An Arbitration Glossary
Image via offchainlabs.com
- Arbitrum: brand name; this is a special style of optimistic rollups technology.
- Arbitrum One: is the first active rollup channel to implement Arbitrum technology; the nickname is that “multiple stacks in parallel” will eventually run on Arbitrum technology.
- Arbitrum Reddit: The unofficial nickname for the collection as Arbitrum’s creative team, Off-chain Labs, helped build the Reddit social news aggregator.
- Arbitrum Virtual Machine: AVM is responsible for running EVM compatible code in L2 format.
- ArbOS: The program acts as “recorder, traffic police and enforcement agent” of Arbitrum smart contracts.

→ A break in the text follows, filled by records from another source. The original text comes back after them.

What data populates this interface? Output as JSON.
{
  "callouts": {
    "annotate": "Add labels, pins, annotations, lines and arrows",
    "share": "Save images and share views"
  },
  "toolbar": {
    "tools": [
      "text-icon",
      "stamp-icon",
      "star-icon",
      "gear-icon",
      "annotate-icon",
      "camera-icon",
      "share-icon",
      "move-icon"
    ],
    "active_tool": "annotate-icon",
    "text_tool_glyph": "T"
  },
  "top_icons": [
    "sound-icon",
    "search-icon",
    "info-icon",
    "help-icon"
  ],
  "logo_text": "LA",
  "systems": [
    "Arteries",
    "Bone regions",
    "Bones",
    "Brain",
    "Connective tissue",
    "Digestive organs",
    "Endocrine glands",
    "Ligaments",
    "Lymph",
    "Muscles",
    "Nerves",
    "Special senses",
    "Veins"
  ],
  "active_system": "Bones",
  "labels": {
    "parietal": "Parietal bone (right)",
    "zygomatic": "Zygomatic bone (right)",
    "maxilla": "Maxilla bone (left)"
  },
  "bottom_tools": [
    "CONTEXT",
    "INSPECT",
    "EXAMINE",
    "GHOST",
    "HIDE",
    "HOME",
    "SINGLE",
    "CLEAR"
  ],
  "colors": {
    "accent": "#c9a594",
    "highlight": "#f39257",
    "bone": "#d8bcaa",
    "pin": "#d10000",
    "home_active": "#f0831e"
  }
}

In May 2021, Off-chain Labs released the beta of Arbitrum One Core Network, but only for developers. The team led this’ soft launch ‘approach to ensure that an ecosystem of dapp projects could fit seamlessly into L2 before it was opened to the public and users’ money ran out is in play.
By early July, Off-chain Labs had already added over 300 daps in the beta, and a month later, that number reached +400. This paved the way for the public launch of Arbitrum One, which took place on August 31 and opened the package for “arbitrary implementation of the contract and all other interactions.”
Since then, the Arbitrum One has quickly become the largest L2 in total locked value. Indeed, two weeks after its launch, the cumulative package reached a TVL value of $2.3 billion; as of this writing, that amount was more than ten times the amount of money stuck in the next biggest group of active optimists rollups.
How to Deposit tokens in Arbitrum
Transfer the required funds from an Ethereum Layer 1 to Arbitrum Layer 2 to trade with reduced fees and near-instant transactions.
Also, you can transfer your tokens from Layer 1 Ethereum to Layer 2 Arbitrum via Arbitrum Bridge. The deposits will arrive in your wallet within 5 minutes, so you can immediately start trading with Uniswap at low rates.
You can withdraw funds for level 1 as long as the Arbitrum network is online, but it takes seven days or more to process withdrawals through the standard bridge.
To deposit funds in the Arbitrum.
Step 1: Open Arbitrum Bridge and click Connect to connect your wallet. If you haven’t installed Metamask yet, install it first.
Step 2: You should now be connected to the Ethereum L1 mainnet and see this screen.
Step 3: Enter the ETH you wish to deposit from Level 1 to Level 2 Arbitrum. If you want to deposit an ERC-20 token, click on the ERC-20 tab and enter the address and amount of the deposit agreement L1. You can find the address of the L1 token by searching popular websites such as coinmarketcap.com. When you’re done, click the Submit button.
Step 4: Confirm the transaction in the wallet. Please note that this is a Level 1 transaction. Therefore normal gas rates will apply. However, after this one-time deposit, you will experience the joy of lower gas prices on Arbitrum.
Step 5: Once the transaction is confirmed, you should be able to see it at the bottom of the screen. That means, your funds should be available in Artbitrum L2.
Haley Hayward is an experienced writer at gblogo.com, where she’s credited with more than 200 articles covering everything from entrepreneurial stories to mental health at work.
She also oversees the Comment&Questions, which poses important admission questions to experts in the field, and regularly hosts webinars on various aspects of the business school experience.
Prior to joining gblogo.com, Haley honed her skills as a freelance writer, tackling a wide array of topics from petcare to car maintenance.
Haley holds a Master’s degree in English Literature from the University of Edinburgh, Scotland.